◆ What you are asked to do
Each line of the data that includes "JSON" must be copied.

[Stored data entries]
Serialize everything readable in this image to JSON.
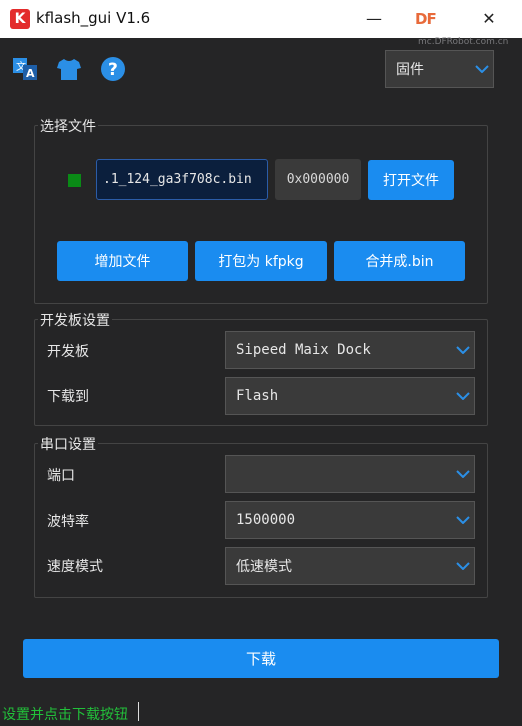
{
  "window": {
    "logo_letter": "K",
    "title": "kflash_gui V1.6",
    "minimize_glyph": "—",
    "close_glyph": "✕",
    "watermark": "DF",
    "watermark_sub": "mc.DFRobot.com.cn"
  },
  "toolbar": {
    "icons": [
      "translate-icon",
      "tshirt-icon",
      "help-icon"
    ],
    "firmware_select": {
      "value": "固件"
    }
  },
  "file_section": {
    "title": "选择文件",
    "file_name": ".1_124_ga3f708c.bin",
    "address": "0x000000",
    "open_button": "打开文件",
    "add_button": "增加文件",
    "pack_button": "打包为 kfpkg",
    "merge_button": "合并成.bin",
    "status_color": "#0a8a16"
  },
  "board_section": {
    "title": "开发板设置",
    "board_label": "开发板",
    "board_value": "Sipeed Maix Dock",
    "download_to_label": "下载到",
    "download_to_value": "Flash"
  },
  "serial_section": {
    "title": "串口设置",
    "port_label": "端口",
    "port_value": "",
    "baud_label": "波特率",
    "baud_value": "1500000",
    "speed_label": "速度模式",
    "speed_value": "低速模式"
  },
  "download_button": "下载",
  "status_text": "设置并点击下载按钮",
  "colors": {
    "accent": "#1a8cf0",
    "background": "#252526",
    "status_text": "#22c03a"
  }
}
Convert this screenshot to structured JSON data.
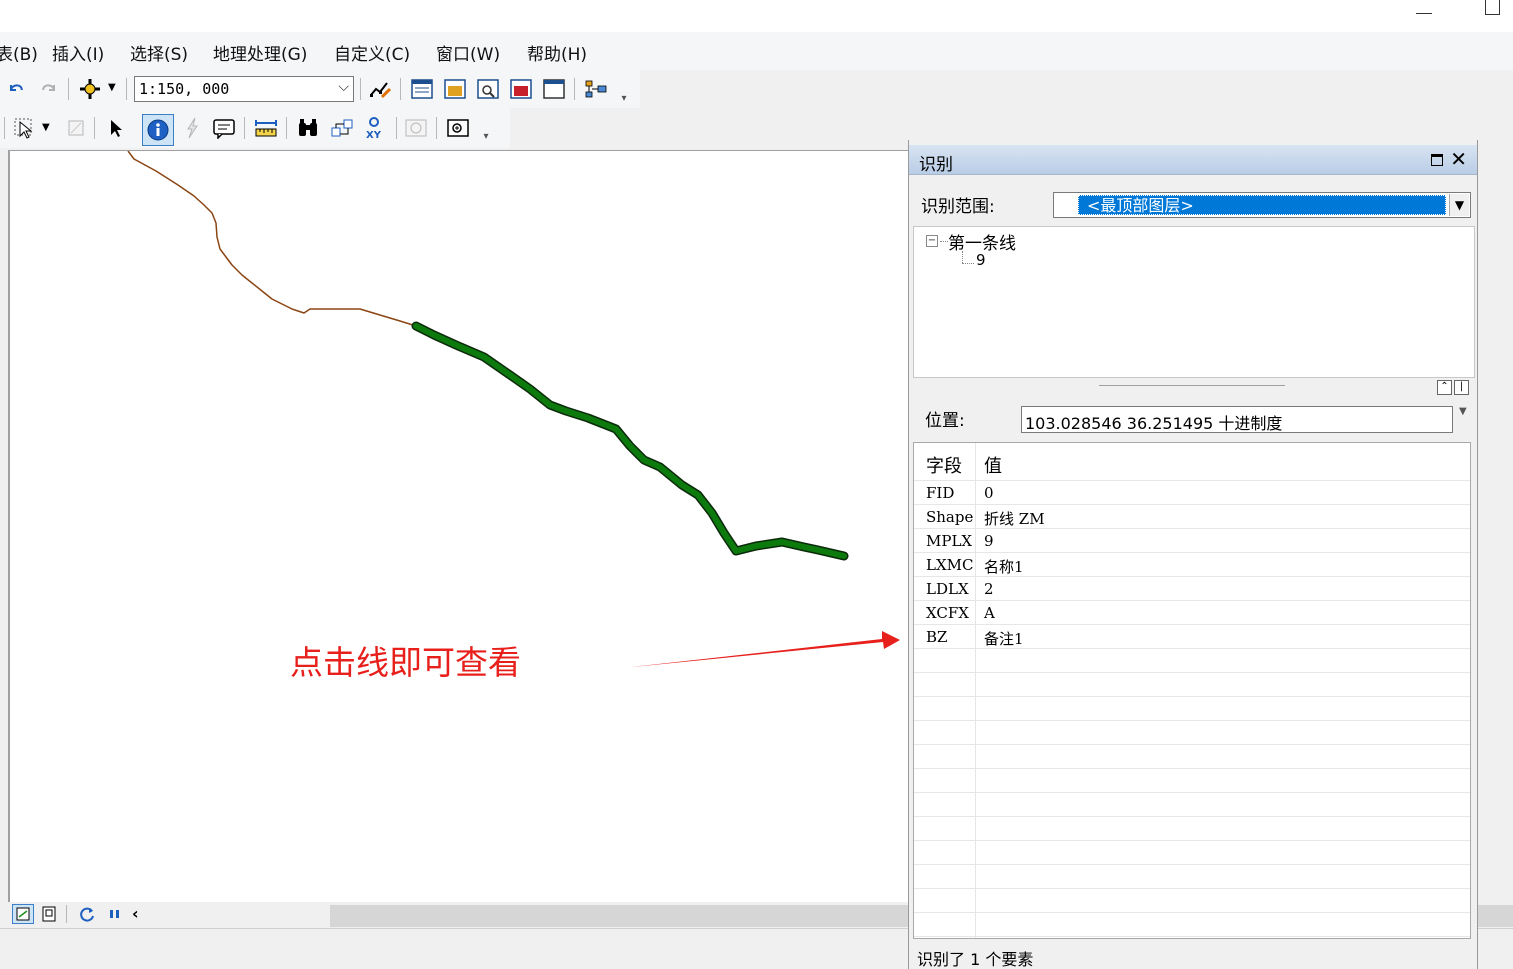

◆ Response to the exercise
Serialize everything readable in this image to JSON.
Convert this screenshot to structured JSON data.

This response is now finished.